Where does pizza come from?
What’s your favorite Pizza — the Hawaiian, pepperoni or the classic Margherita? With its bread base and delicious toppings, it’s no wonder pizza is one of America’s greatest foods! In fact, America munches its way through 100 acres of pizza every day and the month of October is National Pizza Month! So perhaps it’s easy to assume that pizza was invented in the United States… but pizza as we know it comes from Italy.
A chef called Raffaele Esposito made the very first pizza in the Italian town of Naples to honor King Umberto I and Queen Margherita who visited back in 1889. Raffaele made the topping using red tomatoes, white mozzarella and green basil to showcase the colors of the Italian flag. And guess what he called his masterpiece? You’ve got it — the Margherita!
Immigrants brought the pizza to America.
In the late 1800s and early 1900s, Italy was very crowded and its people had little money, which led to many moving to America in search of a better life for their families. Like immigrants from other countries, the Italians too brought with them new customs and foods and the willingness to work in tough factory jobs for small pay. Their hard work, along with the ideas they brought to their new homeland, helped grow the United States into the wealthy, interesting nation we know today.
And one fantastic new food was pizza! Italian-Americans made and ate pizza in their homes because it was tasty and cheap and in 1905, a man called Gennaro Lombardi started selling America’s first pizzas from his grocery store in Spring Street, New York City.

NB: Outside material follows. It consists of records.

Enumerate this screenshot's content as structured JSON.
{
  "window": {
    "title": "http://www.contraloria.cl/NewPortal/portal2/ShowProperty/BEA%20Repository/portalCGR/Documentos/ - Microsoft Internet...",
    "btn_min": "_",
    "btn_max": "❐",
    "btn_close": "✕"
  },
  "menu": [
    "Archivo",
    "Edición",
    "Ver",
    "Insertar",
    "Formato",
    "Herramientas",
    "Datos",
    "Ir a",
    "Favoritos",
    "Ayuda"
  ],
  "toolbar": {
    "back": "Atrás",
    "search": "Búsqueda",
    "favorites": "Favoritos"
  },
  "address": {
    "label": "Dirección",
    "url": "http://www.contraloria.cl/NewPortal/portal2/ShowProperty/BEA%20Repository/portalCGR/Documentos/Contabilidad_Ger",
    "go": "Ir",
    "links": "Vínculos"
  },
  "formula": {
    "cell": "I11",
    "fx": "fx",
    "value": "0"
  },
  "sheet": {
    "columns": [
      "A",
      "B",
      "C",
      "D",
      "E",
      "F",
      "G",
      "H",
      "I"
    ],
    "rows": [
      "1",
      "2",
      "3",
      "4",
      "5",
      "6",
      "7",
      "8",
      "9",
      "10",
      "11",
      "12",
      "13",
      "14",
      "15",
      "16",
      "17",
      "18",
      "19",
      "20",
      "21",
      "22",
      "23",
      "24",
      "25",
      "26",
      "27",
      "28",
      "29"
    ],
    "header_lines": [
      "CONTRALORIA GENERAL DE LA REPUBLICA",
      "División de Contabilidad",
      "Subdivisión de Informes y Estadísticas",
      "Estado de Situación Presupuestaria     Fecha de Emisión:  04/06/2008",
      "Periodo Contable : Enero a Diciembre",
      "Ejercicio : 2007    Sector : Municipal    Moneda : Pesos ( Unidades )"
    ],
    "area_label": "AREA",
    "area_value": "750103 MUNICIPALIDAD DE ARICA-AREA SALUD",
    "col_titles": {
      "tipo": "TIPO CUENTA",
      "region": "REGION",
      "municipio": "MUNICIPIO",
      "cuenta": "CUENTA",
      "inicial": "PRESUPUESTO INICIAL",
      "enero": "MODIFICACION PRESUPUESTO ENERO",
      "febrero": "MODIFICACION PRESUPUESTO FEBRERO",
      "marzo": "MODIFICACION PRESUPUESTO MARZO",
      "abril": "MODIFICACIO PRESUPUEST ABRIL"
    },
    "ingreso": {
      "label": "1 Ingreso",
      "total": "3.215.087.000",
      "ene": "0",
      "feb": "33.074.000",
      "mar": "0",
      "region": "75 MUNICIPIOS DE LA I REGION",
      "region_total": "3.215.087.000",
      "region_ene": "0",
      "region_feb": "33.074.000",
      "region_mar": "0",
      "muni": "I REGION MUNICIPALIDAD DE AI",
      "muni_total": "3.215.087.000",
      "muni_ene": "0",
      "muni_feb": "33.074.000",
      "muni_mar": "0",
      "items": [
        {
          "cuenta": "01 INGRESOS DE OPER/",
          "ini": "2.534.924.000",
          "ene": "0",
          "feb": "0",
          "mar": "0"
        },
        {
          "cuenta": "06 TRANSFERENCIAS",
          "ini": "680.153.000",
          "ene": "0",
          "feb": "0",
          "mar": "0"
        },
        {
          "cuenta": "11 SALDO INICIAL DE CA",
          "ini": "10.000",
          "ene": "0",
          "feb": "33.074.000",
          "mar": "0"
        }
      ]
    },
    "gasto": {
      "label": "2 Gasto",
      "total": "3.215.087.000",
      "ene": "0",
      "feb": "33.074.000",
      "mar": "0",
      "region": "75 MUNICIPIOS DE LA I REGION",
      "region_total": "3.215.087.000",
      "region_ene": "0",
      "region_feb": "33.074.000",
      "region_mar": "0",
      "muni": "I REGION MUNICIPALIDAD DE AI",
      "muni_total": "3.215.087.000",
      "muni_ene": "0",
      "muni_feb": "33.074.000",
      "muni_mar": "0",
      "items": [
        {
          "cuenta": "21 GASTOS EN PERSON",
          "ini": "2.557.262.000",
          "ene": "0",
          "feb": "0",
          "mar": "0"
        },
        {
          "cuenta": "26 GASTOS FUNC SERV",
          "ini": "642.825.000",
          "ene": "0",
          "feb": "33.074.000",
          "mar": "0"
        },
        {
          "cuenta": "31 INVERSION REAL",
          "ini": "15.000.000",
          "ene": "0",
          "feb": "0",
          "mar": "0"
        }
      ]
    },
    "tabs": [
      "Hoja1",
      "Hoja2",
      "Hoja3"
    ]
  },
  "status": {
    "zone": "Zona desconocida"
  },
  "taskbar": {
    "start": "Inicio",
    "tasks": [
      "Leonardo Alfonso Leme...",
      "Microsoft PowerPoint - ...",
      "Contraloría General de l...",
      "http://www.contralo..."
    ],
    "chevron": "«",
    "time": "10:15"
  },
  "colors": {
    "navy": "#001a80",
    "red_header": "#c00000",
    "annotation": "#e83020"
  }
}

But pizza only became super-popular when US soldiers returned home after World War II, wanting more of the scrumptious pizzas they’d eaten in Italy! Suddenly, Americans everywhere wanted pizza and so more restaurants and shops started selling it — which is how pizza became a slice of America!
Where would we all be without pasta and gelato? As well as tasty foods, the Italians created newspapers, the radio, jeans and the super-fast Ferrari car!
By Deborah L. Caine (Whyzz writer)